our 1906 C&P Platen Press

Our 1906 C&P Platen Press

5) Book Arts materials:  As we work on creating our Book Arts studio, donors continue to delight us with special gifts.  This fall we were privileged to receive a 1906 Chandler & Price Platen Printing Press along with letterpress printing type in 108 fonts, the corresponding type cases and cabinetry, type forms, engravings and cuts, along with tools and other equipment.  In a separate donation, we also received an extensive set of tools, projects, and related materials to help us begin supplying our studio.

6) Cutters: There is nothing I hate more than Myself, a limited edition artists’ book exploring words, photographs, and art about the practice of self-harm (gift of the author).

7) University scrapbooks: In the past few months, we have received several scrapbooks documenting Westhampton and Richmond College and the lives of alums, including students who attended in the early 1900s, the 1940s and the 1950s. Along with the scrapbooks, we’ve also received some letter sweaters and even a UR boater hat!

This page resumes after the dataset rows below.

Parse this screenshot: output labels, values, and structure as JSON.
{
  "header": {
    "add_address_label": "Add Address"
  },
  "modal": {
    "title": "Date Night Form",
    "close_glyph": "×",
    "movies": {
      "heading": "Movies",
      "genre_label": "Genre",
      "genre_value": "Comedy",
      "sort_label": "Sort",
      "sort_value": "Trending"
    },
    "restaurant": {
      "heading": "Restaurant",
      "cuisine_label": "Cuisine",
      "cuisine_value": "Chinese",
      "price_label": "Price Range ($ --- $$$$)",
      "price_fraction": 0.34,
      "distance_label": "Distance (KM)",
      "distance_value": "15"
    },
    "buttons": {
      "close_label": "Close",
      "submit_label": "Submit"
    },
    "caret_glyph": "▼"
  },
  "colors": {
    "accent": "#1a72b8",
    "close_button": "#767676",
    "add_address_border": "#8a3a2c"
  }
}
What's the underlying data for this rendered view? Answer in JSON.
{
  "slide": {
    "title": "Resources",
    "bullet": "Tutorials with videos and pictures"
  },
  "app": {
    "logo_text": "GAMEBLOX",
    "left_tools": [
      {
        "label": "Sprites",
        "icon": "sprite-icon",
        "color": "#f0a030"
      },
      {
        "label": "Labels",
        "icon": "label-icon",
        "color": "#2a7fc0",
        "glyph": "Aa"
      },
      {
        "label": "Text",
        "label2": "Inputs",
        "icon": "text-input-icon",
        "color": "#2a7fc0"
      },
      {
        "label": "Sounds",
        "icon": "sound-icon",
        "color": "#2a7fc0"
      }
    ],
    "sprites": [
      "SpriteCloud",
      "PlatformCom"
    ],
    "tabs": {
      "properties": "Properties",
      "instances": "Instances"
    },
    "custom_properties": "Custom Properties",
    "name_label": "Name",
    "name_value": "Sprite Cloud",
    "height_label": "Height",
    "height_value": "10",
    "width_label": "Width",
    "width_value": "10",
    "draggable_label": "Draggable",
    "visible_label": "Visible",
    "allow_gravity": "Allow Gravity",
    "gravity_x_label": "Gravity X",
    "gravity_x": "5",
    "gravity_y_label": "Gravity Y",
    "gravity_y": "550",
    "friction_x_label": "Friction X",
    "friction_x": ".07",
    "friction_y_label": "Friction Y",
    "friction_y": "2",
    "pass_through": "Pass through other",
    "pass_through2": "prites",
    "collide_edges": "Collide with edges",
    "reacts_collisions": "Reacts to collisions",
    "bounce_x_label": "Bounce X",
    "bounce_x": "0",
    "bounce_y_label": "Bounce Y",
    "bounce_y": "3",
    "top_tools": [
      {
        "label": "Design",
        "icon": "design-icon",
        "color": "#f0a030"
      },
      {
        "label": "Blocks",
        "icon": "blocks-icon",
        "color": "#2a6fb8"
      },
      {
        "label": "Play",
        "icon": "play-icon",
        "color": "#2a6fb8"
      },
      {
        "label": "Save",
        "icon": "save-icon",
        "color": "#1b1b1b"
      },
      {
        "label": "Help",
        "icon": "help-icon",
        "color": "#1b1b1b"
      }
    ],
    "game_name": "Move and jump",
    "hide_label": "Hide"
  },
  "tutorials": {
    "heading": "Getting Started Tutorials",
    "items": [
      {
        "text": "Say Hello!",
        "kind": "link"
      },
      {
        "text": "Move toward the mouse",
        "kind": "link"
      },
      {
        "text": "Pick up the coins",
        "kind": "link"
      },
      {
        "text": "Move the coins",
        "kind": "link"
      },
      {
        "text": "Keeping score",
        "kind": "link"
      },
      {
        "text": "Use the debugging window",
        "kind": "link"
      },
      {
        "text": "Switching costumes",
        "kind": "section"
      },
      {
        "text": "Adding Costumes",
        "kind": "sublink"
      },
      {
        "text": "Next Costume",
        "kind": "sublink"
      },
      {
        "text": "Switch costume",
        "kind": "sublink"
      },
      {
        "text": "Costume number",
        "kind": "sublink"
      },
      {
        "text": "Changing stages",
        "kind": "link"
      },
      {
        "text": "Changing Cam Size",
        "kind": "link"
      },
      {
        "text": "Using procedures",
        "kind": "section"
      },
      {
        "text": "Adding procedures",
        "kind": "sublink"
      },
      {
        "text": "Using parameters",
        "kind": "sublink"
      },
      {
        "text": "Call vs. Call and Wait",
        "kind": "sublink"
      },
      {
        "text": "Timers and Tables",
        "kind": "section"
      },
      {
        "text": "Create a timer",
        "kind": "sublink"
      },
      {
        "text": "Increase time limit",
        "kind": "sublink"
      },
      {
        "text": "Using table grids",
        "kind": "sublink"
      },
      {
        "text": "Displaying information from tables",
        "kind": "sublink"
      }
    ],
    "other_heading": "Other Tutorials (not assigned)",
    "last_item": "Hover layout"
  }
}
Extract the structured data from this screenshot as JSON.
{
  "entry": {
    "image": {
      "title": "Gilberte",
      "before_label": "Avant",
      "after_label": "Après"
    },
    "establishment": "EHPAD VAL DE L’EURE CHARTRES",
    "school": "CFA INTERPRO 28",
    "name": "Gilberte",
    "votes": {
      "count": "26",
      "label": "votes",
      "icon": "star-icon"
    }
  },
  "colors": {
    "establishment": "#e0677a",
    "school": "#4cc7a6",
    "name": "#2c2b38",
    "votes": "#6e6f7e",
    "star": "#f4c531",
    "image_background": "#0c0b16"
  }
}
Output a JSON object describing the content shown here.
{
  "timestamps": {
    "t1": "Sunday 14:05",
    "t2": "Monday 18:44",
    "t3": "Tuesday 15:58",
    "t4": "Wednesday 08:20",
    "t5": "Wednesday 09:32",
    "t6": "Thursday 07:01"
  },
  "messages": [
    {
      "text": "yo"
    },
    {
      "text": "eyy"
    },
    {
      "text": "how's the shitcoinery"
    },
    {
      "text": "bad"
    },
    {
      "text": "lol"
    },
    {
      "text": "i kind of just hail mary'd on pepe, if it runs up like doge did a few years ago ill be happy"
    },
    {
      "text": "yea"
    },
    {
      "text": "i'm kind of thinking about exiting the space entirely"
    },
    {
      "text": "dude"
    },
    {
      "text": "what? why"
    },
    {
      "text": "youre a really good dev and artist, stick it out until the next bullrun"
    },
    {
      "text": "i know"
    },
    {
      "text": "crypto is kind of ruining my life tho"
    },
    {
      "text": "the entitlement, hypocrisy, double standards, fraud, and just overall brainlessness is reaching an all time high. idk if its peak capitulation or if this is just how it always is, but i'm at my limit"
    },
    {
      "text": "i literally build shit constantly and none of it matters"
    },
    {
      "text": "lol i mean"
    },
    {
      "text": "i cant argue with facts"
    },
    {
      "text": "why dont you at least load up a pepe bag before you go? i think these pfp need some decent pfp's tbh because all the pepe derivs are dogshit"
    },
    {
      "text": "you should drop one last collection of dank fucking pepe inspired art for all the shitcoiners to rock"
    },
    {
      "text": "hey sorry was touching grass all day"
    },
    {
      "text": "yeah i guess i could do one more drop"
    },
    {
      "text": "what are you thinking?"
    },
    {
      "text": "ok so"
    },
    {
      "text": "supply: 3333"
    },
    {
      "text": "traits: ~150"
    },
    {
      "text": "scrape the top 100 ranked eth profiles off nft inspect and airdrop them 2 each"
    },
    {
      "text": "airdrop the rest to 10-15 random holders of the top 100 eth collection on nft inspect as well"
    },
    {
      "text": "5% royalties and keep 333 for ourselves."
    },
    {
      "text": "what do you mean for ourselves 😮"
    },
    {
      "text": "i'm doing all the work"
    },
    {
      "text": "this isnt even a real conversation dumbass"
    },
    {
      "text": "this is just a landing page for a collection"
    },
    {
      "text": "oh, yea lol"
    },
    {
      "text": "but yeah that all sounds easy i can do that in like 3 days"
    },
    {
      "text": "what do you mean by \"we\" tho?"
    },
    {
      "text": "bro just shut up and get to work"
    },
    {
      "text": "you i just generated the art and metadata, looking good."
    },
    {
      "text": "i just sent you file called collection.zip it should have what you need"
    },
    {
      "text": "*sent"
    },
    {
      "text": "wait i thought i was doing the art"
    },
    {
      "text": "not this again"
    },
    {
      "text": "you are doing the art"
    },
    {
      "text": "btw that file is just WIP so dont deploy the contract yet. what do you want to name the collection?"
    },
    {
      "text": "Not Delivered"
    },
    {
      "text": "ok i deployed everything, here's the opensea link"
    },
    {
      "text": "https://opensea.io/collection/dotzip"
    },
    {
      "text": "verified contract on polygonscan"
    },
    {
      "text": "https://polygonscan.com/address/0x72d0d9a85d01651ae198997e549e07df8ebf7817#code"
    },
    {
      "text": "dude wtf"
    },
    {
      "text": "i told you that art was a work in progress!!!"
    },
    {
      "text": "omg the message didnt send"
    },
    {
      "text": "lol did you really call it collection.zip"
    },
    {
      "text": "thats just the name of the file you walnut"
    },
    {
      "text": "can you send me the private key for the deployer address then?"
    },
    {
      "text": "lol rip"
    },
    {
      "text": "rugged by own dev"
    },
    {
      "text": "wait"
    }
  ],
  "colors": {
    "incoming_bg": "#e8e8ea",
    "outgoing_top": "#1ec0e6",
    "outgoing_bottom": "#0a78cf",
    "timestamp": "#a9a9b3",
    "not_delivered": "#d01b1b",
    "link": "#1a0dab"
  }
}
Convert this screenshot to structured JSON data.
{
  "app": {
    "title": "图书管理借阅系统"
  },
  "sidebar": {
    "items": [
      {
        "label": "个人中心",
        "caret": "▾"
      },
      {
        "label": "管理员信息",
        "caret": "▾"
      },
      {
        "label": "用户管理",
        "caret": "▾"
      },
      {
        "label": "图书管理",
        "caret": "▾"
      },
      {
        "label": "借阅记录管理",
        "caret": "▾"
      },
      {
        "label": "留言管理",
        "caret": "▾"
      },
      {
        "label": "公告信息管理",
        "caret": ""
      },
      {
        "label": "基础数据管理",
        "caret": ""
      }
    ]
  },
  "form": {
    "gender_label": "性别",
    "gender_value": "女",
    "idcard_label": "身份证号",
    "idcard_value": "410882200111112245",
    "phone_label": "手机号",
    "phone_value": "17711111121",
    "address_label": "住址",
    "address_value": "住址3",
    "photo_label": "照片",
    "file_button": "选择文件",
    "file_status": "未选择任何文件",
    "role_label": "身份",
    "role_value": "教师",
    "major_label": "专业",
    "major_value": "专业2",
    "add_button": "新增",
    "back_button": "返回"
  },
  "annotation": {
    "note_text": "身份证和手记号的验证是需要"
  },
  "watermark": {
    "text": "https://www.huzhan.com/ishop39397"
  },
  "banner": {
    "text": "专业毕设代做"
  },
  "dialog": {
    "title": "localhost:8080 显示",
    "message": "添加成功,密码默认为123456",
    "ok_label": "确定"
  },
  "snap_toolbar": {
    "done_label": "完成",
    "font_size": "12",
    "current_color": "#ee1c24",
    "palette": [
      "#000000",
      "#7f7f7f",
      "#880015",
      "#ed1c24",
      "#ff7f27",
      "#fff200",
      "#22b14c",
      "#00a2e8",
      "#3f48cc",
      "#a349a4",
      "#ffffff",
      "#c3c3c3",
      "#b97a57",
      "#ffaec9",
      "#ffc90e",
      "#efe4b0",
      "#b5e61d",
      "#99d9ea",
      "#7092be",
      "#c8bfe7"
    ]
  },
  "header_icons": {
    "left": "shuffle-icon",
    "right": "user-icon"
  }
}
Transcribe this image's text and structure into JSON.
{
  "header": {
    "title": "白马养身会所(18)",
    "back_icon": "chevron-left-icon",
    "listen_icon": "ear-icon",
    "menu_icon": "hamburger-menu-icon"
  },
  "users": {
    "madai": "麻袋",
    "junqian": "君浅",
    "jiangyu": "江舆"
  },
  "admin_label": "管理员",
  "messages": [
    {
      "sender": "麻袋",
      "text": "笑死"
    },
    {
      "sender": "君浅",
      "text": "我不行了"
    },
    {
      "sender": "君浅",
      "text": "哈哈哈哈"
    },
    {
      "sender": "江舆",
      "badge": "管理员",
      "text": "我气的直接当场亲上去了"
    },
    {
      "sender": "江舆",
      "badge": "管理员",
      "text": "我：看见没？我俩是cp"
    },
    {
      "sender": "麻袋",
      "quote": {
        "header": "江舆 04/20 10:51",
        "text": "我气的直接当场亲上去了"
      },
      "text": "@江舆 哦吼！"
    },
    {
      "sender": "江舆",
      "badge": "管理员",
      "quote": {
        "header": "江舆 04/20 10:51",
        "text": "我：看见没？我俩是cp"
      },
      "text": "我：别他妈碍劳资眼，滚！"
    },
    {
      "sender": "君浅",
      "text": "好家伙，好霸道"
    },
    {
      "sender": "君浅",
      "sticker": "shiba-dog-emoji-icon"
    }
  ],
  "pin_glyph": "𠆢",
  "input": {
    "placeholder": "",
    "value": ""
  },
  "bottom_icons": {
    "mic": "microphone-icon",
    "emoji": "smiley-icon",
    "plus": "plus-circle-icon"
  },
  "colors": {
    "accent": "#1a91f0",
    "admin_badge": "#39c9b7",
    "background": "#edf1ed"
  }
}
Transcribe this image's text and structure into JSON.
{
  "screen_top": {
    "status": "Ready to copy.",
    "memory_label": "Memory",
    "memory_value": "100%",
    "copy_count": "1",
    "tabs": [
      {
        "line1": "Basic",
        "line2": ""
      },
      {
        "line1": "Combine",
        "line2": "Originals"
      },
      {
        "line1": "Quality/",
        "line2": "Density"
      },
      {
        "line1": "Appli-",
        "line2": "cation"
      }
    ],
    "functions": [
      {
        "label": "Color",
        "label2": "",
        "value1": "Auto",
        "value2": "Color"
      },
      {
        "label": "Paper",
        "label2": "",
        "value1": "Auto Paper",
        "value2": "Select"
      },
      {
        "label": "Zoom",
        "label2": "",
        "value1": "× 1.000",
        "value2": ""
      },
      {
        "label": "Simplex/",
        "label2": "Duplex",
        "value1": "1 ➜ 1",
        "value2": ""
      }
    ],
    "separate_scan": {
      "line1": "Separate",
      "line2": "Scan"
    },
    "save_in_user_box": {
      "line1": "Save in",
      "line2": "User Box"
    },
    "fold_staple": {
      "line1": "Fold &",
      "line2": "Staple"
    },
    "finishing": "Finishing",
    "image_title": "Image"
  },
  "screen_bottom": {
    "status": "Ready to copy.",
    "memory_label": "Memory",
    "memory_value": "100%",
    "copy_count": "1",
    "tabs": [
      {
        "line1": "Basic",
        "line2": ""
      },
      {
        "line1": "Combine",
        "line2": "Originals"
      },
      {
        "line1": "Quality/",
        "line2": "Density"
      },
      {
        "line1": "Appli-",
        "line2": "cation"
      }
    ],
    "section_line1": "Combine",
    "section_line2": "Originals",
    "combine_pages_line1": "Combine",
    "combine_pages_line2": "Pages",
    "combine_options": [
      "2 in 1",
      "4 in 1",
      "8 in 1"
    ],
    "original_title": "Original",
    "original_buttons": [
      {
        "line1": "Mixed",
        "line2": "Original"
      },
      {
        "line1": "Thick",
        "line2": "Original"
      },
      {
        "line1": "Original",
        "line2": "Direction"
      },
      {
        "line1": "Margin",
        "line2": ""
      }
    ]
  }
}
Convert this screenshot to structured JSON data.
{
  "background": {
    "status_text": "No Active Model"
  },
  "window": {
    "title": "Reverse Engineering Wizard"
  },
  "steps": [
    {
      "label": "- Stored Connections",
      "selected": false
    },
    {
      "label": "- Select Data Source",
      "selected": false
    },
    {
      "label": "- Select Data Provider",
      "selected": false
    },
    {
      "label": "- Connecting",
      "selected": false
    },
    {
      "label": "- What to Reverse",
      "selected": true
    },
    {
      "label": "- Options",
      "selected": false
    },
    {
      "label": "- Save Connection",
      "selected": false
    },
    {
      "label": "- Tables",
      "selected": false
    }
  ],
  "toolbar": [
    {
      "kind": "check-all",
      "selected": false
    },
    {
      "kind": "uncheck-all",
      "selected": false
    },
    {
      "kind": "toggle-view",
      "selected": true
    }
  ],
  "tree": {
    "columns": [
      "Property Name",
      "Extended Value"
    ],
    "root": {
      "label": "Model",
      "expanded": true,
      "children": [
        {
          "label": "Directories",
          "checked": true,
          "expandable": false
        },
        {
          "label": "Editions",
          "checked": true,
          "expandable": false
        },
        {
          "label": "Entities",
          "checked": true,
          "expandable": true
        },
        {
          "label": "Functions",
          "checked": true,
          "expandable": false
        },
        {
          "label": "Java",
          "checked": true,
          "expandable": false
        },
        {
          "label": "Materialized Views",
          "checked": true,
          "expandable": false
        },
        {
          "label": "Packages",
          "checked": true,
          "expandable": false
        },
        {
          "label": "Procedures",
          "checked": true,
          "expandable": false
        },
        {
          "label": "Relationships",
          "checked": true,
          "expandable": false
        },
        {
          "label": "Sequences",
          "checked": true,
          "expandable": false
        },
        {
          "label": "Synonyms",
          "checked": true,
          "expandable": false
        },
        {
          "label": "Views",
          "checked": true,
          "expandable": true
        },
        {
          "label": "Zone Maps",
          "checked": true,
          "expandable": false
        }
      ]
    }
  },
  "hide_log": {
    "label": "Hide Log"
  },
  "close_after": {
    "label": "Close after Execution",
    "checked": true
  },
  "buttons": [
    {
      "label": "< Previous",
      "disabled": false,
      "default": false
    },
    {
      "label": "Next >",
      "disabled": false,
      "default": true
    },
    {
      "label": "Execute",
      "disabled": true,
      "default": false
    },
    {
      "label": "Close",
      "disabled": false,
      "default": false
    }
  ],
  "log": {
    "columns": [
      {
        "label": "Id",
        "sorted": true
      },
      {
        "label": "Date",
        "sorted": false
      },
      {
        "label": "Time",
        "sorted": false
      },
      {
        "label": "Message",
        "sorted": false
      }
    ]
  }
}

The generosity of our donors continues to amaze us with each new addition.  Our collections are certainly strengthened through their kindness.  We hope that if you are around campus, you’ll drop by Rare Books & Special Collections to explore our materials, new and old!

Happy Halloween!

Rare Boo Room sign

Our front door, modified for Halloween!


The Galvin Rare Book Room was transformed Wednesday night into a festival of thrills and chills!  Spooky music and dimmed lights enticed some brave souls into the room to explore skeletons, witches, and things that skitter in the dark!

Enjoy some of Angie White’s great pictures of our evening of fun.

A long-lost reader?

A long-lost reader?

A motion-activated owl captured a few in his eerie gaze.

A motion-activated owl captured a few in his eerie gaze.

A Dickens of a good time!

A Dickens of a good time!







We’ll keep the lights out for you……… and hope to see  scare you next year!